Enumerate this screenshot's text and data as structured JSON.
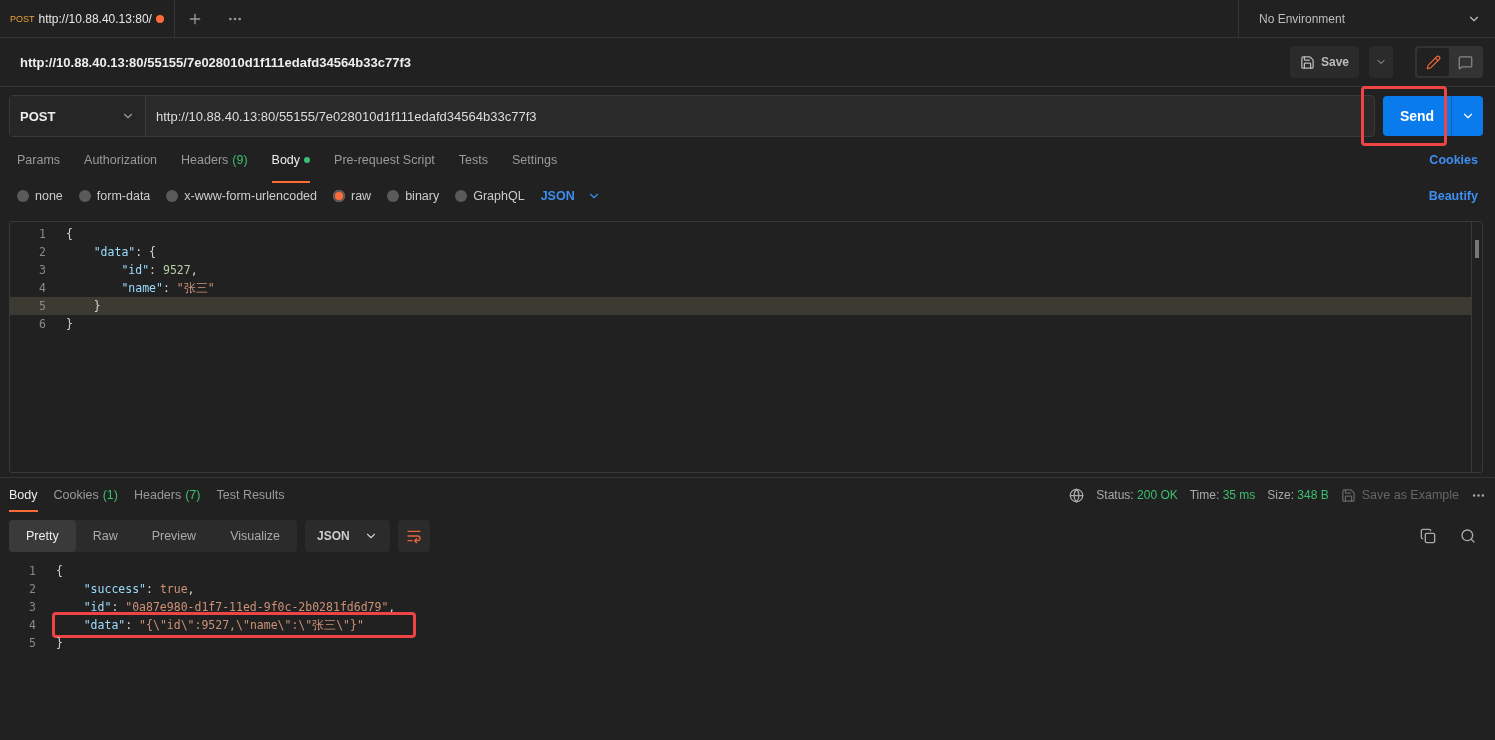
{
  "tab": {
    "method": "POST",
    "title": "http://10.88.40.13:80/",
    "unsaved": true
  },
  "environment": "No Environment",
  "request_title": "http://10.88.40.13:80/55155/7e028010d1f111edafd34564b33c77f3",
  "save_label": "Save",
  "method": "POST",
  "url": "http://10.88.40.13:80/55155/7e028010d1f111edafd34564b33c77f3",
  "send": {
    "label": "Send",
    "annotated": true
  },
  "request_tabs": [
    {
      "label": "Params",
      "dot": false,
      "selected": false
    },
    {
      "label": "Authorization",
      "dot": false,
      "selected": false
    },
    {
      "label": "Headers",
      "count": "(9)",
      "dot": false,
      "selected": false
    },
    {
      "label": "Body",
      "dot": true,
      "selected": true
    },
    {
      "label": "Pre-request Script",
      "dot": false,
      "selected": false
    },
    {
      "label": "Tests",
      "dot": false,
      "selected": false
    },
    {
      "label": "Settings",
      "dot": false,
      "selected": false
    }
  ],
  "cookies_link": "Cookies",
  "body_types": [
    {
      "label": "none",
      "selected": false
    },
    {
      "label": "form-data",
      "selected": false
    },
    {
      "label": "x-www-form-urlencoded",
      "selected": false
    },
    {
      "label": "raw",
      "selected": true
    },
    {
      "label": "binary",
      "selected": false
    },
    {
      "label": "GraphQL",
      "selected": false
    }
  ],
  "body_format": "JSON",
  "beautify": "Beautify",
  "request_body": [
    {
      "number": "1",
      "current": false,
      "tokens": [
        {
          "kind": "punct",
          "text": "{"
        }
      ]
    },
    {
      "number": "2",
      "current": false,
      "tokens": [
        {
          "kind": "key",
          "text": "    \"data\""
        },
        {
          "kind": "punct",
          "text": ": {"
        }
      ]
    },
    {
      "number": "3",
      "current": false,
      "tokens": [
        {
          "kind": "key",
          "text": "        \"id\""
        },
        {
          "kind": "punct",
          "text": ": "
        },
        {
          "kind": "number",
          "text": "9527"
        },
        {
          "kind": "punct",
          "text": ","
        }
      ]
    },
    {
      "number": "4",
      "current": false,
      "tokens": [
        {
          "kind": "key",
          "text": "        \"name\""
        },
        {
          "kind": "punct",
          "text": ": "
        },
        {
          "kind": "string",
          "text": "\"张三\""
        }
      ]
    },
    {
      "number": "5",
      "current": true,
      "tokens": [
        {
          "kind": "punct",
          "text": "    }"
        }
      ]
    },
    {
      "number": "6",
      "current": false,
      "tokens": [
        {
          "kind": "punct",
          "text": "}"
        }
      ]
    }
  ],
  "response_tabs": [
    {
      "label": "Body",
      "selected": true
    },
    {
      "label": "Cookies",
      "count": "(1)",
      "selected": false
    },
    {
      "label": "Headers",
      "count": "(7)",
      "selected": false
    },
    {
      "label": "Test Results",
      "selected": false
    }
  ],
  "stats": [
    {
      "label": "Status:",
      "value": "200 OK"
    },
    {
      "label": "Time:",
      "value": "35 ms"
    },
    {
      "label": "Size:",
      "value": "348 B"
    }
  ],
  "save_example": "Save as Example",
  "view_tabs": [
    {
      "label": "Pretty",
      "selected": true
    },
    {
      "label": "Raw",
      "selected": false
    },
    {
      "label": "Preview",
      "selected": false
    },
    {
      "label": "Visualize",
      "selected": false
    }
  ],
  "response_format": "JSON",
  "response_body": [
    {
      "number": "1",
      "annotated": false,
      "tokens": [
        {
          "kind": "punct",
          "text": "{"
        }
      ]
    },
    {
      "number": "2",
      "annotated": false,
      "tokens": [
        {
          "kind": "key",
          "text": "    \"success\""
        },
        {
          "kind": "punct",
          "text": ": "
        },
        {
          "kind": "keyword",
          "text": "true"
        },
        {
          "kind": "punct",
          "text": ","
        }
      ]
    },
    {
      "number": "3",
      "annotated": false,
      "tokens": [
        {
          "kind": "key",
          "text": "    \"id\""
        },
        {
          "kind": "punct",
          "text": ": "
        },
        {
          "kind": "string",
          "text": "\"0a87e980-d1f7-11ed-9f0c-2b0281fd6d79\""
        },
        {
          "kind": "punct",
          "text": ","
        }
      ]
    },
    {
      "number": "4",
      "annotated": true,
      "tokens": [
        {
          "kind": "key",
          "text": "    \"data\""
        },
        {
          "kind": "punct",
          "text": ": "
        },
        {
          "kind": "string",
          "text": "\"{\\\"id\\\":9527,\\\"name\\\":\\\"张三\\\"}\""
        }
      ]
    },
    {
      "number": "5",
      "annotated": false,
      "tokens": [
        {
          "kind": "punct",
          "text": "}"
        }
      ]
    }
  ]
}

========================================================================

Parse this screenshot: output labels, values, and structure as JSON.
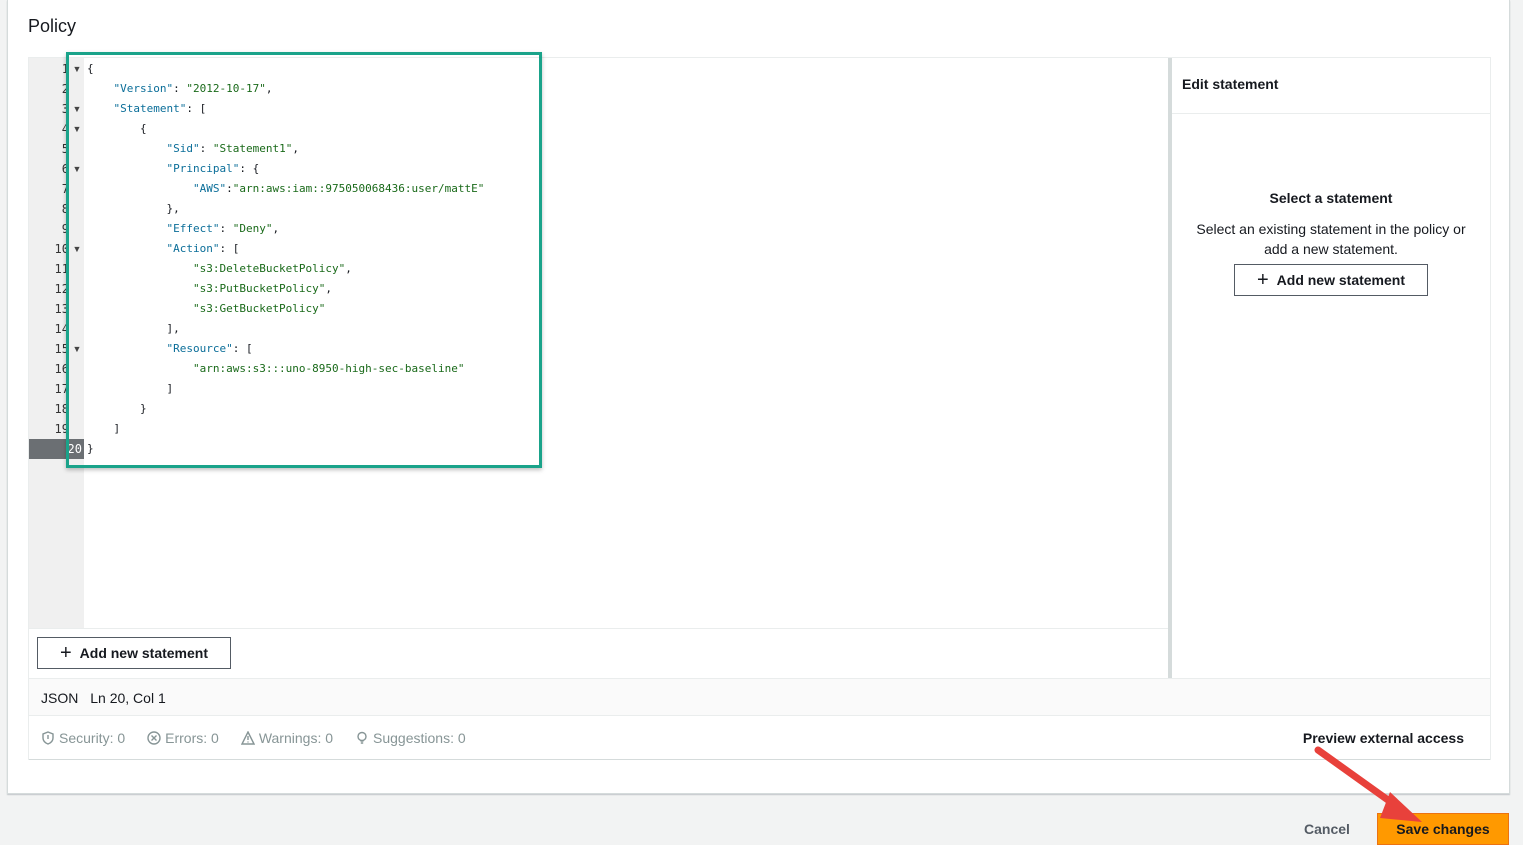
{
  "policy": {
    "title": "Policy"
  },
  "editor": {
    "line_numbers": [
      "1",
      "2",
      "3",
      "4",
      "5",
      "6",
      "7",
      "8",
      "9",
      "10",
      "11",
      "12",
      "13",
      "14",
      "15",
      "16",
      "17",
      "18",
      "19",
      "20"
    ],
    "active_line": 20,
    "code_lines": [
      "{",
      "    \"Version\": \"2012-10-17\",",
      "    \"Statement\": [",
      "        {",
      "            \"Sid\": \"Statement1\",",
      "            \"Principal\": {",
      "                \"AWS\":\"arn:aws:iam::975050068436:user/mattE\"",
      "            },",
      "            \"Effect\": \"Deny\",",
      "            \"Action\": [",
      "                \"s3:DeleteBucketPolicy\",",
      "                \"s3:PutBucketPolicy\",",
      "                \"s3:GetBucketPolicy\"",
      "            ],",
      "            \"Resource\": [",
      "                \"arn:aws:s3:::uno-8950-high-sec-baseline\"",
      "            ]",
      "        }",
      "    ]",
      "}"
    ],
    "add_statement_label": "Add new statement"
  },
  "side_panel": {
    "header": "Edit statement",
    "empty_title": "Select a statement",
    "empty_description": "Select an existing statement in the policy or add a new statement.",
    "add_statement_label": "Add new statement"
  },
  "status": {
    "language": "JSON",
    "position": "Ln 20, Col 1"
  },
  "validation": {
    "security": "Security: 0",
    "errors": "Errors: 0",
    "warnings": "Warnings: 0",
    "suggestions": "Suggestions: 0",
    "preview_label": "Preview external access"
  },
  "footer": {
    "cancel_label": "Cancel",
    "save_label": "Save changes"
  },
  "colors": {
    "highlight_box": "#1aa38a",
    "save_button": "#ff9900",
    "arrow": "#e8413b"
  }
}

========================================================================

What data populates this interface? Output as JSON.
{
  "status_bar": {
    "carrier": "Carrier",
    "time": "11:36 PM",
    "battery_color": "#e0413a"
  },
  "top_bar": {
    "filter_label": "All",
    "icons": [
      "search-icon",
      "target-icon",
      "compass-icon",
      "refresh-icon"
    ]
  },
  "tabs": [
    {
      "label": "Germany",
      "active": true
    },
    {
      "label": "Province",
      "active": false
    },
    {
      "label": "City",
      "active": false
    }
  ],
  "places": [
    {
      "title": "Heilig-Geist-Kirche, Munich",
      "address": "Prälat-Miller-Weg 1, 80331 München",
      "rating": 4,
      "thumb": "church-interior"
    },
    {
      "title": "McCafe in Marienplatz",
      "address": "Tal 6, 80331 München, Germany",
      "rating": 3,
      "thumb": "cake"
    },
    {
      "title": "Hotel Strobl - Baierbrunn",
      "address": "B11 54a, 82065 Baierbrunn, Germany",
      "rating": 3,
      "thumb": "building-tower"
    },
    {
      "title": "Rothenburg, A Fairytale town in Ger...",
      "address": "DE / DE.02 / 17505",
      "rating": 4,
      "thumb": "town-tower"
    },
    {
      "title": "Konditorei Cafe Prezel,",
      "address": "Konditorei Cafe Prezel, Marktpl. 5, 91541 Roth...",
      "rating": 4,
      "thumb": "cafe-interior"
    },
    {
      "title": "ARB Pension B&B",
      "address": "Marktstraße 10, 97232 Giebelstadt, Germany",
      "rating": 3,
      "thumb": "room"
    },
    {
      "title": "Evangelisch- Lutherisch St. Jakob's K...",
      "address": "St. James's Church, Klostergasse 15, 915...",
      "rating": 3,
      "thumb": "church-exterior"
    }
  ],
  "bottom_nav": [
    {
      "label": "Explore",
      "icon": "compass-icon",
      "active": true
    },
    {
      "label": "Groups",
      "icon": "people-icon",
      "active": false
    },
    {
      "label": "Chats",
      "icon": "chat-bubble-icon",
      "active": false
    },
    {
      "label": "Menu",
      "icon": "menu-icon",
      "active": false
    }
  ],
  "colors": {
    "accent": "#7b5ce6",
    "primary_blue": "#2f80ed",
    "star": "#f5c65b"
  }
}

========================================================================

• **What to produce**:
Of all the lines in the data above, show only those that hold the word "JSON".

• **Solution**:
Enumerate this screenshot's text and data as structured JSON.
  "body_format": "JSON",
  "response_format": "JSON",
Parse this screenshot: output labels, values, and structure as JSON.
    "language": "JSON",
What data populates this interface? Output as JSON.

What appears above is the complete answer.